"I am so happy I delivered at Mercy Birthplace. "
In September 2014, Mercy and University of Iowa Health Care announced a relationship that will brought enhanced care to Cedar Rapids for newborn babies.
Mercy neonatologists are joined by University of Iowa Children’s Hospital neonatologists, who provide on-site patient care and medical leadership at Mercy’s NICU. This ensures that access to Iowa’s highest-level neonatal experts, working with Mercy’s NICU team, begins at birth. UI Children’s Hospital is home to Iowa’s highest-level NICU with outcomes among the best in the nation for premature infants.
UI Health Care is home to nationally ranked pediatric and women’s health programs, with neonatal outcomes among the best in the United States. By offering these specialized services in Cedar Rapids, the UI and Mercy teams can work together to provide the region’s most advanced care – close to home.

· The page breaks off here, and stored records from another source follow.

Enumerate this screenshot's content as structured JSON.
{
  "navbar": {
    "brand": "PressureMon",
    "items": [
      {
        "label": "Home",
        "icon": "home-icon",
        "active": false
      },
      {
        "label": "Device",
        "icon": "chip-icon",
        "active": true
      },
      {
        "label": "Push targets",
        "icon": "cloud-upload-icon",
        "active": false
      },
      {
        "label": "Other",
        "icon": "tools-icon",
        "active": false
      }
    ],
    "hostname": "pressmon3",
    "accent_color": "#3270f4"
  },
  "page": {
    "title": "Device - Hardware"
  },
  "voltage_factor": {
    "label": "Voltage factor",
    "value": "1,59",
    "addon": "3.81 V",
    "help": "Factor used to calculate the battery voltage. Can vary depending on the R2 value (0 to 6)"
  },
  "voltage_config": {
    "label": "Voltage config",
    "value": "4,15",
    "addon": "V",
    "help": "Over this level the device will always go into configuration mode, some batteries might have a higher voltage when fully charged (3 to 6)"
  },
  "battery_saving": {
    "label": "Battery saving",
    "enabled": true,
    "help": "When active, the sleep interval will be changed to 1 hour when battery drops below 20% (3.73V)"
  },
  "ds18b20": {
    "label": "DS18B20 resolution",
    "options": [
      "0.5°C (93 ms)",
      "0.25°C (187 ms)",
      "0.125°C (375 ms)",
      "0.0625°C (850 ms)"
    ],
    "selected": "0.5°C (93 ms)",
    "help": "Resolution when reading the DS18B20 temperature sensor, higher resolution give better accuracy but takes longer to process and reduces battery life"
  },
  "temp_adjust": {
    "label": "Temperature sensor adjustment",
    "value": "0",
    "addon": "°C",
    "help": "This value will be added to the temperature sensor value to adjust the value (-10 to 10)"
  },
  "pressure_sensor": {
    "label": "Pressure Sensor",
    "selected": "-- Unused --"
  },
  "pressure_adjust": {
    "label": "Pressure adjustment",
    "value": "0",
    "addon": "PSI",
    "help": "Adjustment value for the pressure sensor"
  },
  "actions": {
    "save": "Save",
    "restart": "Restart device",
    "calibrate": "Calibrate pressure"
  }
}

Mercy NICU staff has direct access to UI Children’s Hospital neonatologists and the UI’s latest research and educational guidelines to ensure the best possible outcome for every baby. The first hour of life for a very low birth weight baby is often called "the golden hour," because it is so important to a baby's future.
When the highest level of care is needed, both Cedar Rapids hospitals transfer newborns to the University of Iowa Children’s Hospital. In fact, of babies born in Cedar Rapids, Mercy has the lowest transfer percentage rate.
If more advanced care is necessary, a premature or sick baby would be transferred to UI Children's Hospital in Iowa City. Last year, less than 1% of babies born at Mercy were transferred to UI Children’s Hospital.
If your baby is transferred, our goal is to allow you to take an active role in your baby’s care as soon as possible. Once you are discharged from Mercy, the neonatologists and staff at UI Children’s Hospital will include you as a critical part of your child’s care team.
We hope that your pregnancy and delivery go smoothly, but if the unexpected should occur, take comfort knowing that, only at Mercy in Cedar Rapids, you have immediate access to a team of nationally ranked neonatology experts.
All NICUs care for babies who need special help, but different NICUs offer different levels of care. UI Children’s Hospital is home to a Level IV NICU — the highest level recognized nationally by the American Academy of Pediatrics. The NICU at UI Children’s Hospital is equipped to care for the tiniest and most critically ill babies, offering the greatest range of neonatal services and support and better outcomes. Survival rates for babies born at 23, 24 and 25 weeks are significantly higher than survival rates for extremely premature babies born at other U.S. hospitals, placing UI Children’s Hospital among the top neonatal intensive care providers anywhere.
"The nursing care is phenomenal. It is almost like you have family taking care of you. They are friendly, warm, understanding and very supportive. I can't tell enough about the exceptional work done by the nurses in the Birthplace."
Our priority is always the health of your baby and we understand you want what’s best for your baby, too. We believe our tiniest patients deserve the best care possible, regardless of whether it is here at Mercy or just 20 minutes away at the University’s nationally ranked NICU. Our providers and staff have strong, personal relationships with the UIHC NICU team; in fact, several have joined Mercy after working at the University.
With the University NICU so close, better equipped and more highly trained than any other NICU in the state, it only makes sense for the healthcare organizations in Cedar Rapids to depend on our colleagues there to provide the highest level of care for these extreme cases (which account for less than 2% of all births). When the highest level of care is needed, both Cedar Rapids hospitals transfer newborns to the University of Iowa Children’s Hospital.
When necessary, Mercy is served by air transport from both St. Luke’s Hospital and the University of Iowa Hospitals & Clinics.